(Interface dataset entries)
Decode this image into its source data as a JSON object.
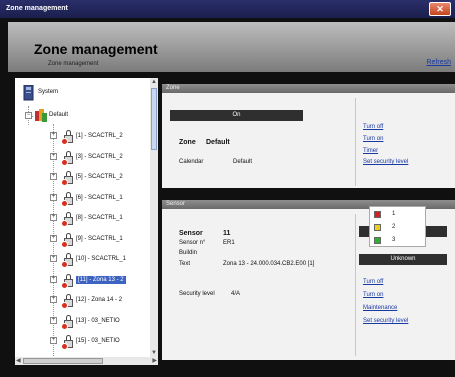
{
  "window": {
    "title": "Zone management",
    "close_glyph": "✕"
  },
  "header": {
    "title": "Zone management",
    "subtitle": "Zone management",
    "refresh_link": "Refresh"
  },
  "tree": {
    "root": "System",
    "group": "Default",
    "items": [
      {
        "label": "[1] - SCACTRL_2"
      },
      {
        "label": "[3] - SCACTRL_2"
      },
      {
        "label": "[5] - SCACTRL_2"
      },
      {
        "label": "[6] - SCACTRL_1"
      },
      {
        "label": "[8] - SCACTRL_1"
      },
      {
        "label": "[9] - SCACTRL_1"
      },
      {
        "label": "[10] - SCACTRL_1"
      },
      {
        "label": "[11] - Zona 13 - 2"
      },
      {
        "label": "[12] - Zona 14 - 2"
      },
      {
        "label": "[13] - 03_NETIO"
      },
      {
        "label": "[15] - 03_NETIO"
      }
    ],
    "selected_index": 7,
    "expander_minus": "−",
    "expander_plus": "+",
    "scroll_up": "▲",
    "scroll_down": "▼",
    "scroll_left": "◀",
    "scroll_right": "▶"
  },
  "zone_panel": {
    "title": "Zone",
    "state": "On",
    "zone_label": "Zone",
    "zone_value": "Default",
    "calendar_label": "Calendar",
    "calendar_value": "Default",
    "actions": [
      "Turn off",
      "Turn on",
      "Timer",
      "Set security level"
    ]
  },
  "sensor_panel": {
    "title": "Sensor",
    "sensor_label": "Sensor",
    "sensor_value": "11",
    "sensor_no_label": "Sensor n°",
    "sensor_no_value": "ER1",
    "building_label": "Buildin",
    "text_label": "Text",
    "text_value": "Zona 13 - 24.000.034.CB2.E00 [1]",
    "security_level_label": "Security level",
    "security_level_value": "4/A",
    "status": "Unknown",
    "actions": [
      "Turn off",
      "Turn on",
      "Maintenance",
      "Set security level"
    ]
  },
  "legend": {
    "items": [
      {
        "label": "1",
        "color": "#d42020"
      },
      {
        "label": "2",
        "color": "#e8d020"
      },
      {
        "label": "3",
        "color": "#30b030"
      }
    ]
  },
  "colors": {
    "selection": "#3c62c2",
    "link": "#1a3aa3",
    "lock_dot": "#d83020"
  }
}
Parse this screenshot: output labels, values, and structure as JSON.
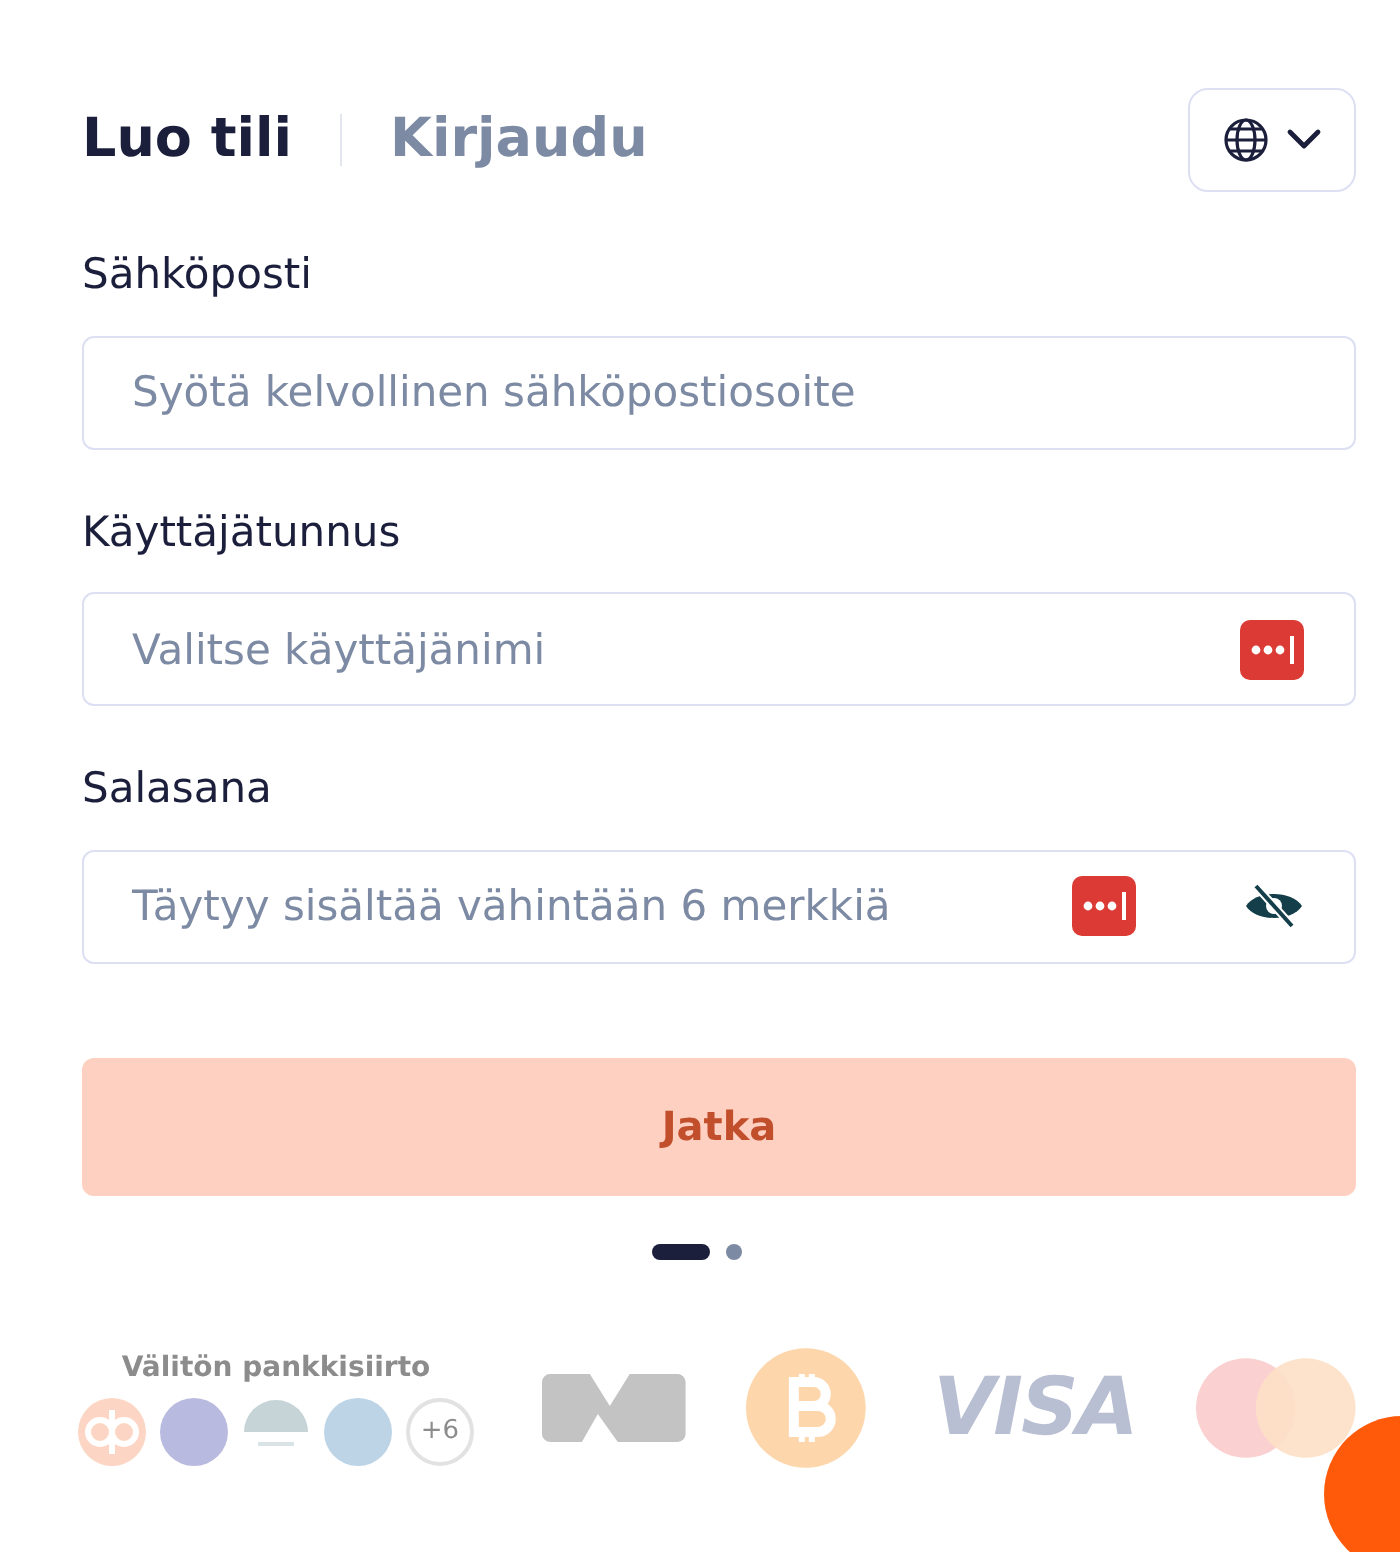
{
  "tabs": [
    {
      "label": "Luo tili",
      "selected": true
    },
    {
      "label": "Kirjaudu",
      "selected": false
    }
  ],
  "fields": [
    {
      "label": "Sähköposti",
      "placeholder": "Syötä kelvollinen sähköpostiosoite",
      "password_manager": false,
      "reveal": false
    },
    {
      "label": "Käyttäjätunnus",
      "placeholder": "Valitse käyttäjänimi",
      "password_manager": true,
      "reveal": false
    },
    {
      "label": "Salasana",
      "placeholder": "Täytyy sisältää vähintään 6 merkkiä",
      "password_manager": true,
      "reveal": true
    }
  ],
  "submit": {
    "label": "Jatka",
    "disabled": true
  },
  "pager": [
    {
      "selected": true
    },
    {
      "selected": false
    }
  ],
  "payments": {
    "bank_title": "Välitön pankkisiirto",
    "more_banks": "+6",
    "card_brand": "VISA"
  }
}
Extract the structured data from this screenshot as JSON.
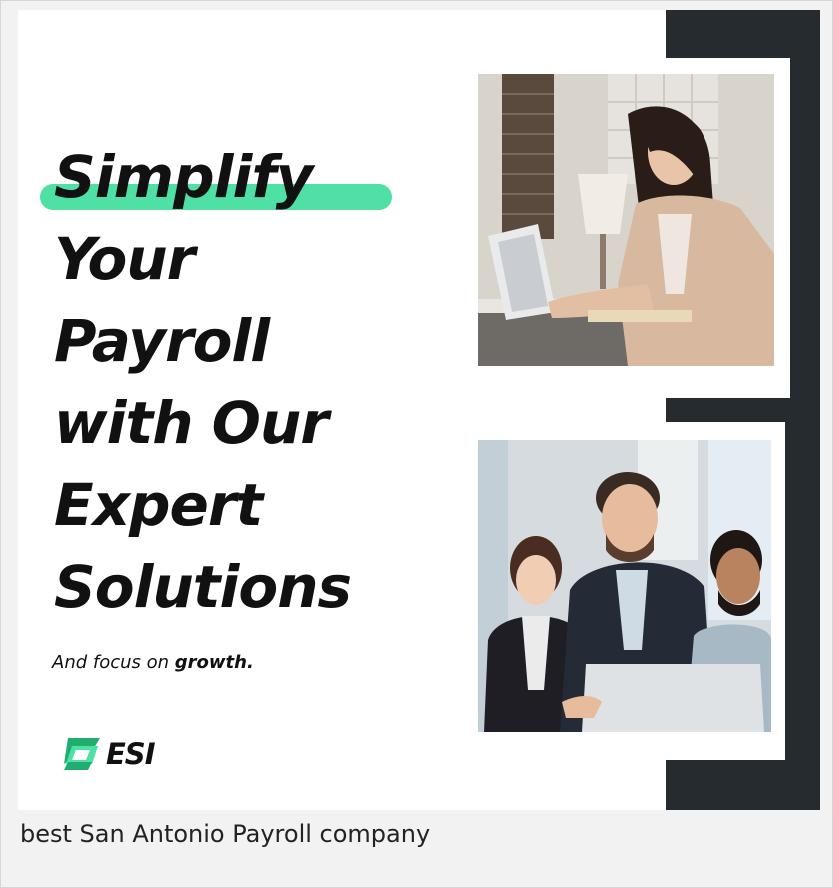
{
  "ad": {
    "headline": {
      "highlight": "Simplify",
      "lines": [
        "Your",
        "Payroll",
        "with Our",
        "Expert",
        "Solutions"
      ]
    },
    "tagline": {
      "prefix": "And focus on ",
      "emphasis": "growth."
    },
    "logo": {
      "text": "ESI",
      "icon": "esi-logo-icon"
    },
    "photos": [
      {
        "name": "woman-working-on-laptop-photo"
      },
      {
        "name": "team-meeting-at-laptop-photo"
      }
    ],
    "colors": {
      "accent": "#4fe0a6",
      "dark_band": "#262b30",
      "text": "#111111"
    }
  },
  "caption": "best San Antonio Payroll company"
}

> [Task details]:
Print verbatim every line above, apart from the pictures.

> [Response area]:
Decode this image into its source data as a JSON object.
{
  "window": {
    "title": "Zone management",
    "close_glyph": "✕"
  },
  "header": {
    "title": "Zone management",
    "subtitle": "Zone management",
    "refresh_link": "Refresh"
  },
  "tree": {
    "root": "System",
    "group": "Default",
    "items": [
      {
        "label": "[1] - SCACTRL_2"
      },
      {
        "label": "[3] - SCACTRL_2"
      },
      {
        "label": "[5] - SCACTRL_2"
      },
      {
        "label": "[6] - SCACTRL_1"
      },
      {
        "label": "[8] - SCACTRL_1"
      },
      {
        "label": "[9] - SCACTRL_1"
      },
      {
        "label": "[10] - SCACTRL_1"
      },
      {
        "label": "[11] - Zona 13 - 2"
      },
      {
        "label": "[12] - Zona 14 - 2"
      },
      {
        "label": "[13] - 03_NETIO"
      },
      {
        "label": "[15] - 03_NETIO"
      }
    ],
    "selected_index": 7,
    "expander_minus": "−",
    "expander_plus": "+",
    "scroll_up": "▲",
    "scroll_down": "▼",
    "scroll_left": "◀",
    "scroll_right": "▶"
  },
  "zone_panel": {
    "title": "Zone",
    "state": "On",
    "zone_label": "Zone",
    "zone_value": "Default",
    "calendar_label": "Calendar",
    "calendar_value": "Default",
    "actions": [
      "Turn off",
      "Turn on",
      "Timer",
      "Set security level"
    ]
  },
  "sensor_panel": {
    "title": "Sensor",
    "sensor_label": "Sensor",
    "sensor_value": "11",
    "sensor_no_label": "Sensor n°",
    "sensor_no_value": "ER1",
    "building_label": "Buildin",
    "text_label": "Text",
    "text_value": "Zona 13 - 24.000.034.CB2.E00 [1]",
    "security_level_label": "Security level",
    "security_level_value": "4/A",
    "status": "Unknown",
    "actions": [
      "Turn off",
      "Turn on",
      "Maintenance",
      "Set security level"
    ]
  },
  "legend": {
    "items": [
      {
        "label": "1",
        "color": "#d42020"
      },
      {
        "label": "2",
        "color": "#e8d020"
      },
      {
        "label": "3",
        "color": "#30b030"
      }
    ]
  },
  "colors": {
    "selection": "#3c62c2",
    "link": "#1a3aa3",
    "lock_dot": "#d83020"
  }
}
Parse this screenshot: output labels, values, and structure as JSON.
{
  "tabs": [
    {
      "label": "Luo tili",
      "selected": true
    },
    {
      "label": "Kirjaudu",
      "selected": false
    }
  ],
  "fields": [
    {
      "label": "Sähköposti",
      "placeholder": "Syötä kelvollinen sähköpostiosoite",
      "password_manager": false,
      "reveal": false
    },
    {
      "label": "Käyttäjätunnus",
      "placeholder": "Valitse käyttäjänimi",
      "password_manager": true,
      "reveal": false
    },
    {
      "label": "Salasana",
      "placeholder": "Täytyy sisältää vähintään 6 merkkiä",
      "password_manager": true,
      "reveal": true
    }
  ],
  "submit": {
    "label": "Jatka",
    "disabled": true
  },
  "pager": [
    {
      "selected": true
    },
    {
      "selected": false
    }
  ],
  "payments": {
    "bank_title": "Välitön pankkisiirto",
    "more_banks": "+6",
    "card_brand": "VISA"
  }
}
Extract the structured data from this screenshot as JSON.
{
  "ad": {
    "headline": {
      "highlight": "Simplify",
      "lines": [
        "Your",
        "Payroll",
        "with Our",
        "Expert",
        "Solutions"
      ]
    },
    "tagline": {
      "prefix": "And focus on ",
      "emphasis": "growth."
    },
    "logo": {
      "text": "ESI",
      "icon": "esi-logo-icon"
    },
    "photos": [
      {
        "name": "woman-working-on-laptop-photo"
      },
      {
        "name": "team-meeting-at-laptop-photo"
      }
    ],
    "colors": {
      "accent": "#4fe0a6",
      "dark_band": "#262b30",
      "text": "#111111"
    }
  },
  "caption": "best San Antonio Payroll company"
}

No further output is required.